Finally solved great mystery of flying reptiles that dominated the skies during the Age of the Dinosaurs

Researchers have solved one of the biggest mysteries regarding flying reptiles (pterosaurs) that dominated the skies during the Age of the Dinosaurs and included the largest flying animals ever.

Pterosaurs spread around the world during the time of the dinosaurs. They usually appear in books and movies, but, for more than 200 years, until today, their origin was unknown.

In the fossil record, no closely related species or group of reptiles has ever been found to show how these reptiles evolved to conquer the sky. This great gap in the fossil record was completed from a study carried out by a large international team of Argentine, American, Brazilian and European paleontologists. “The first pterosaurs were found during the late eighteenth century and, from that time, it was observed that they had an anatomy, a body plan that was very different from that of other known reptiles, having wings formed by membranes, supported by an hyper developed fourth finger of the hand (the ring finger in humans), which is a unique feature of pterosaurs,” author of the study Dr. Martín Ezcurra, of the Argentine Museum of Natural Sciences in Buenos Aires, sdaid in a press release.
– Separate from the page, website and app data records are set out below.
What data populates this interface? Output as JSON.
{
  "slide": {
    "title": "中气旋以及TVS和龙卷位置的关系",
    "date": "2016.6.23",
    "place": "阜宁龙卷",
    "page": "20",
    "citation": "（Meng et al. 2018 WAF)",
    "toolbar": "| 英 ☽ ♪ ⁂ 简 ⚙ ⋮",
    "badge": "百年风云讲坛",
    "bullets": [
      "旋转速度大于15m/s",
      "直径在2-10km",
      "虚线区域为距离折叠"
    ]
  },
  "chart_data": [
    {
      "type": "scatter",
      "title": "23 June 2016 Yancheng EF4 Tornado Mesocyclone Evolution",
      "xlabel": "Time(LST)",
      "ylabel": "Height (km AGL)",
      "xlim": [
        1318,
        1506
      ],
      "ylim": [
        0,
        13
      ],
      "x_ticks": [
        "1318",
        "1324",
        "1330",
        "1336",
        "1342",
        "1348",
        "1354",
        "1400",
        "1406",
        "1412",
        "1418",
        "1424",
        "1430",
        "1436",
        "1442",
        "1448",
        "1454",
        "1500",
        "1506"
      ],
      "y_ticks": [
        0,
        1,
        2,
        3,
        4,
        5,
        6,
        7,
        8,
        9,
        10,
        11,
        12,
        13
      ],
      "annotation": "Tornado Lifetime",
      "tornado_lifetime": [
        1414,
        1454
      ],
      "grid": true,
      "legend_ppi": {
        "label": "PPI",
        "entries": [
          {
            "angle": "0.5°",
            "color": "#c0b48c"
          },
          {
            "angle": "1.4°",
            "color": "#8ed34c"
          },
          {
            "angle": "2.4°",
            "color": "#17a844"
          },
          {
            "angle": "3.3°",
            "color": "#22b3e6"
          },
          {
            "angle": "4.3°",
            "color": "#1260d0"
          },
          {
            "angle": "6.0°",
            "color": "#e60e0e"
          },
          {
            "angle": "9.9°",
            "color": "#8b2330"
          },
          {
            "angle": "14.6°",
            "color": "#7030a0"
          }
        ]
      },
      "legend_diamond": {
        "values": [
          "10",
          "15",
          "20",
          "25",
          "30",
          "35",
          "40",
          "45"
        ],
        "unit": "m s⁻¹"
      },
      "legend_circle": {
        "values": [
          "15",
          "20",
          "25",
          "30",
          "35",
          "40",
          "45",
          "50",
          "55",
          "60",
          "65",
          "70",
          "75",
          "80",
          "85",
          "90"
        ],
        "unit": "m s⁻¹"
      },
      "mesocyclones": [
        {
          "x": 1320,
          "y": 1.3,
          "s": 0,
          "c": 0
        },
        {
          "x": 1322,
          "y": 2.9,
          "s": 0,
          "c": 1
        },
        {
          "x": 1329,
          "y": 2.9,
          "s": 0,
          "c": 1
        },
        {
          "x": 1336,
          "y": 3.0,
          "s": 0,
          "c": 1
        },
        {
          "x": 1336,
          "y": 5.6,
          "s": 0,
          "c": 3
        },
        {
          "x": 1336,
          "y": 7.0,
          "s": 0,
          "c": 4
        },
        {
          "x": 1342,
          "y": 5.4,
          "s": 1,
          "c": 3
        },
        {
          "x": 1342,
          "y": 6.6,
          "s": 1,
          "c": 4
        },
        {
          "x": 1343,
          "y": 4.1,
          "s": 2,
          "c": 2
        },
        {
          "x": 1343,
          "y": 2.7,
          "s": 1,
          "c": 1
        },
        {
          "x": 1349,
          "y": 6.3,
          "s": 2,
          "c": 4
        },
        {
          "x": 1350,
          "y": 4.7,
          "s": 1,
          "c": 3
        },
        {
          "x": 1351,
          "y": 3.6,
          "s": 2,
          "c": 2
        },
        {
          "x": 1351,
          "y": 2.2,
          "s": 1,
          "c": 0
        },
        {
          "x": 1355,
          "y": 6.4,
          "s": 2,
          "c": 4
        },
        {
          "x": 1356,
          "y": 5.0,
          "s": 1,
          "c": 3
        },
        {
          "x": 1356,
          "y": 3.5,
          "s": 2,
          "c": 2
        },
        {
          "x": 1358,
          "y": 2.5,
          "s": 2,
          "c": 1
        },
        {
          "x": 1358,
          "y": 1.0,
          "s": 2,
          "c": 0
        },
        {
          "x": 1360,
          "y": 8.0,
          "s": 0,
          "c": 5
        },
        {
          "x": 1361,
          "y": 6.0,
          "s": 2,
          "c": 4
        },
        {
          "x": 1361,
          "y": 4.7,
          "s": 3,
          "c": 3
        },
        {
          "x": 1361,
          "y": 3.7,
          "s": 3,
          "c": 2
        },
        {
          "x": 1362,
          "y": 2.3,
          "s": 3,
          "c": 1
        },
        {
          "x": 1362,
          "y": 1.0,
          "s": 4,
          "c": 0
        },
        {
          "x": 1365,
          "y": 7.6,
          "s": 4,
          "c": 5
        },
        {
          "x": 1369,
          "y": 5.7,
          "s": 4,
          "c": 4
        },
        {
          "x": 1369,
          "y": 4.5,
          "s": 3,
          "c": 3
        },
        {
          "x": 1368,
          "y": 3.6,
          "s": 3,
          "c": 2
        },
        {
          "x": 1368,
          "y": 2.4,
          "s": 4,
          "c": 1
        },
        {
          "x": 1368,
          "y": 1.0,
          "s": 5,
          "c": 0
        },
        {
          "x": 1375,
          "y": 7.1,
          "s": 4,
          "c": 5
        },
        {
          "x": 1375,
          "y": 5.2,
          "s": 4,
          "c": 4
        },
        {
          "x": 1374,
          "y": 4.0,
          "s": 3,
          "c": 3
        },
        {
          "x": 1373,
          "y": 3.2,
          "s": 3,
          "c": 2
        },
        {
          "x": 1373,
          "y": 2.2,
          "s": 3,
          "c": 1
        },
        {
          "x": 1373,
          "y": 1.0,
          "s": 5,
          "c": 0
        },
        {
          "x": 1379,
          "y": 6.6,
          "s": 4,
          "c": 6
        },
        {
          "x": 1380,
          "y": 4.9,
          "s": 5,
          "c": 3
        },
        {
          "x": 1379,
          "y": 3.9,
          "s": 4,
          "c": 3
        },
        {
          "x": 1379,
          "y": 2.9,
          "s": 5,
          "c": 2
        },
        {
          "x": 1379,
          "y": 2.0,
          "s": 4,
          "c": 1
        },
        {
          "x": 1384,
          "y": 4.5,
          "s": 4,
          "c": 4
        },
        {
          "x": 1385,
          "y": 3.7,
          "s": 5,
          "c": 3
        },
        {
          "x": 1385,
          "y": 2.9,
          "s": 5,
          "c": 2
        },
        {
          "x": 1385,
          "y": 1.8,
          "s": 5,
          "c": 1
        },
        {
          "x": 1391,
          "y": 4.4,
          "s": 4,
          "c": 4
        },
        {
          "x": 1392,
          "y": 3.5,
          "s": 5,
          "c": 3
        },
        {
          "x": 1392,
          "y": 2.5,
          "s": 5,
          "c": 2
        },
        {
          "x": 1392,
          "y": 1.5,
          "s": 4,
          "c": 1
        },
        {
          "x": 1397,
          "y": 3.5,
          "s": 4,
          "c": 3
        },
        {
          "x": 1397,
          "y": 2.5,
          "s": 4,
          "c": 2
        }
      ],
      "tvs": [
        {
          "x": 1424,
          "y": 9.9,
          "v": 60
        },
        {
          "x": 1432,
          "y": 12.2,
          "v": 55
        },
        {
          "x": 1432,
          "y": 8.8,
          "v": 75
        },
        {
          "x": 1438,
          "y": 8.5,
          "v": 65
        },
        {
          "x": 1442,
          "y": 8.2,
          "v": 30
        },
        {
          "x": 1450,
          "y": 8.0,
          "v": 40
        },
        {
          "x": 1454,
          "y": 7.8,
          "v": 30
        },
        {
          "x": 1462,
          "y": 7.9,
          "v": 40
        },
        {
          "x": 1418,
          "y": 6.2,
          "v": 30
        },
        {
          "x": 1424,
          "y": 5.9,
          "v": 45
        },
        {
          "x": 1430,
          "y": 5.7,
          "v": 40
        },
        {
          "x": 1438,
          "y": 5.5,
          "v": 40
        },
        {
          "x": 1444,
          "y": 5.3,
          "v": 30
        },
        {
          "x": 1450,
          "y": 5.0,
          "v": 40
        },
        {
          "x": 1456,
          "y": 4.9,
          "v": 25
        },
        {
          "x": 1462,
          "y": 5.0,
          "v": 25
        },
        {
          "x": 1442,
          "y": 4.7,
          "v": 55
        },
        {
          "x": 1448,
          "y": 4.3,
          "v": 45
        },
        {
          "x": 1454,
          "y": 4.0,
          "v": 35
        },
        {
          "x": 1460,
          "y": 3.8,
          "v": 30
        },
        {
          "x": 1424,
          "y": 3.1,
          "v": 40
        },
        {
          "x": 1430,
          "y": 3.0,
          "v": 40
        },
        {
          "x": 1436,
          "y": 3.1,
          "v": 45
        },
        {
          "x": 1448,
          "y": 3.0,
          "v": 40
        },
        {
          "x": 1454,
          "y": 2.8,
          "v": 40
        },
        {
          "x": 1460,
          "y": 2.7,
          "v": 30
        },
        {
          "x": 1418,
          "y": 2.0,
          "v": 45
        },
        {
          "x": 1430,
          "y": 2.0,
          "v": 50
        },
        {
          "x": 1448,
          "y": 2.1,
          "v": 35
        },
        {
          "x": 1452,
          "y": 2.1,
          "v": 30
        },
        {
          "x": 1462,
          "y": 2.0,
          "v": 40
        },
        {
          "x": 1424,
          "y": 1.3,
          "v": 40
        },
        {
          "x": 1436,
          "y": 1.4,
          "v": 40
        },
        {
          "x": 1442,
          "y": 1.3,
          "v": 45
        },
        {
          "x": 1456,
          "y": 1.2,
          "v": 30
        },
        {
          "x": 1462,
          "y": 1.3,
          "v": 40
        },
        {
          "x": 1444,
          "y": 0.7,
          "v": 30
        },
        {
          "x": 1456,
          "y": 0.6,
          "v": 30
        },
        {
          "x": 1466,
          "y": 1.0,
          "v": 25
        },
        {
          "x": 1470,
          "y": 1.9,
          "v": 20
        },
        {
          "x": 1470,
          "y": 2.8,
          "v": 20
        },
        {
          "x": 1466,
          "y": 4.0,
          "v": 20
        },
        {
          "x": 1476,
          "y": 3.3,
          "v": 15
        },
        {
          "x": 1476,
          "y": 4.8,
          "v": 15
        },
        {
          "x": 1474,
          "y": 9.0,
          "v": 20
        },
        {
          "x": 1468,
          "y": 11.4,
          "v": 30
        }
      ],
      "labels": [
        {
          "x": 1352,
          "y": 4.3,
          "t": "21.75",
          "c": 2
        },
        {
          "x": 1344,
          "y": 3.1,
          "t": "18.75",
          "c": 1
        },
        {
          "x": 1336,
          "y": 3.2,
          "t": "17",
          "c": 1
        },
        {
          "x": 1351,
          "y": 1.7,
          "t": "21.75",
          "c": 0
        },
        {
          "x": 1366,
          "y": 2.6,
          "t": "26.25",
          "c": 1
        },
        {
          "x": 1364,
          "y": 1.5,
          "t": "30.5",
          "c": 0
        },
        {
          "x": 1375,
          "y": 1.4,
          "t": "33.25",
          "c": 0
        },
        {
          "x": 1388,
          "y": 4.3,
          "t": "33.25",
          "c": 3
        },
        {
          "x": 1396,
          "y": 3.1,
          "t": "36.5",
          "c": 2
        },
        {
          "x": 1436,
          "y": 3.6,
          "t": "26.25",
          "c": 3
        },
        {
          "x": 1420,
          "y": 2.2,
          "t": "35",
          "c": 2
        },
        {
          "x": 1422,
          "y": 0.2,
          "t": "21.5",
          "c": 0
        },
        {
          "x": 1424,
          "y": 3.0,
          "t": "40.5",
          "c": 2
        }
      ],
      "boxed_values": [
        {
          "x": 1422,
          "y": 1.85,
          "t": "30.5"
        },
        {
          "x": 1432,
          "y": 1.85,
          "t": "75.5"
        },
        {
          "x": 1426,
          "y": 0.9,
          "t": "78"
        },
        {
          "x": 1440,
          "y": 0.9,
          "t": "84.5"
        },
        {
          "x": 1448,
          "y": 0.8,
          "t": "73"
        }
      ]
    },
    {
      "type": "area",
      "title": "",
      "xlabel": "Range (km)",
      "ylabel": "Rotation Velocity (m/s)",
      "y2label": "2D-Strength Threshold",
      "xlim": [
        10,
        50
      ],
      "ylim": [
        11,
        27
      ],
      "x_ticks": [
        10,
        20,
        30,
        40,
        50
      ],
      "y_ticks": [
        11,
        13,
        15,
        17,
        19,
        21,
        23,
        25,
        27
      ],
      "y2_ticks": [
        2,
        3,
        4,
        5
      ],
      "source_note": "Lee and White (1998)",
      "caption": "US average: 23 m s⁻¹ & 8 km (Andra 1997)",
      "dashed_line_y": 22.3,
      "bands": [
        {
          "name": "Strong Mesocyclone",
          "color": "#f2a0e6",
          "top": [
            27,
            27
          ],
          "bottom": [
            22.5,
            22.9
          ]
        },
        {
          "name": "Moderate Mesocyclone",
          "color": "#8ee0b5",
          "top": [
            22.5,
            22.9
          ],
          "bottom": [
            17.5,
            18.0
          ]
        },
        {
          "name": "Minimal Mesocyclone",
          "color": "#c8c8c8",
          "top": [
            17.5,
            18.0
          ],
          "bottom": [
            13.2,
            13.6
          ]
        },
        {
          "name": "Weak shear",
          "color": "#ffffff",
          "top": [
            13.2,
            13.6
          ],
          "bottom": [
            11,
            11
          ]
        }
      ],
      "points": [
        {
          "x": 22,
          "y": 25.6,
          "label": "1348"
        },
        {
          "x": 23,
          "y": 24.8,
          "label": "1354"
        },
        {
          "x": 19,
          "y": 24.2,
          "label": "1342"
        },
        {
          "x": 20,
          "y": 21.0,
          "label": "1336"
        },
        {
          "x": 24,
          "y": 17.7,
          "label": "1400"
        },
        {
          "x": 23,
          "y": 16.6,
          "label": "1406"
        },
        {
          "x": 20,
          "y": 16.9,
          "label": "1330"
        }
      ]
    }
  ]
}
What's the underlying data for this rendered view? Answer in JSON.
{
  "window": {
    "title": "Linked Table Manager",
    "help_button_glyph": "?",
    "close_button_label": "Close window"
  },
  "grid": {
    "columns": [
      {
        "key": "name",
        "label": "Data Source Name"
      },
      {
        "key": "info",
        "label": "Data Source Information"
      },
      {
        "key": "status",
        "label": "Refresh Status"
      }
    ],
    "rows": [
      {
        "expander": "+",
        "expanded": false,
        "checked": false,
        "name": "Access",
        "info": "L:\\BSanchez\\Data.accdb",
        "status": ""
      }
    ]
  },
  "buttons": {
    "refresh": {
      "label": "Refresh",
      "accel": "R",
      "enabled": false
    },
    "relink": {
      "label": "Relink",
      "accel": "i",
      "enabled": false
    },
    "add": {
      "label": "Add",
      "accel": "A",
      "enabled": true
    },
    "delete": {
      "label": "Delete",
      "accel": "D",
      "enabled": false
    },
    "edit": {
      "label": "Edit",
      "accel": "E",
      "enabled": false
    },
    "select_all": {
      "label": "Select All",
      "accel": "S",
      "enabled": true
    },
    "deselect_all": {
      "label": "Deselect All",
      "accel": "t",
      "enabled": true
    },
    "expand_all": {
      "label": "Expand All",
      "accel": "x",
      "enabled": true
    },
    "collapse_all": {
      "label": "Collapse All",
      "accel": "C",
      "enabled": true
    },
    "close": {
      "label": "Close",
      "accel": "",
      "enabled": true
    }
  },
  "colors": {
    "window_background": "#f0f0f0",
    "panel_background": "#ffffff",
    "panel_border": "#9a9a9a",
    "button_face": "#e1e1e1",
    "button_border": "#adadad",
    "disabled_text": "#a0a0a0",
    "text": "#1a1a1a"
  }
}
The new study published in the journal Nature, fills a large gap, by revealing which were the terrestrial relatives of pterosaurs, these flying animals that arose about 220 million years ago and that coexisted with dinosaurs during almost the entire Mesozoic Era, until they shared their extinction 66 million years ago.

“This discovery was produced from a combination of different findings that we had been making in search to better understand the origin of dinosaurs”, Ezcurra said, adding that one of the groups that were considered as dinosaur precursors are the enigmatic lagerpetid reptiles, of which very few parts of their body were known. “But, based on new findings of the jaw and skull of lagerpetid species in Brazil, Argentina and the United States, we were able to detect that these terrestrial reptiles were closely related to the famous pterosaurs”. In this study, pterosaurs were compared with different lagerpetid species, whose oldest specimens – more than 230 million years old – measured between one meter and one and a half meters, while the most recent – about 210 million years old – reached three meters in length.

“When we analyzed the lagerpetid from La Rioja, we saw these very rare characteristics in the dentition and we considered the possibility that it was part of this species called Lagerpeton chanarensis or that it wasn’t a lagerpetid.

“We were not certain, but when we later saw the lagerpetid from Brazil accompanied by a jaw with similar characteristics, we were able to confirm that these pterosaur-like teeth belonged to these lagerpetids”.

Now, the team compared the pterosaurs not only with the lagerpetid from Argentina (Lagerpeton, 236 million years old), but also with the lagerpetid found in southern Brazil in 2016 (Ixalerpeton, 233 million years old antiquity).

This whole study contains more than 820 skeletal brain characteristics, as well as features of the inner ear, using 158 species of fossil reptiles from different parts of the world.

Based on this material, the researchers could reveal the new relationship between lagerpetids and pterosaurs.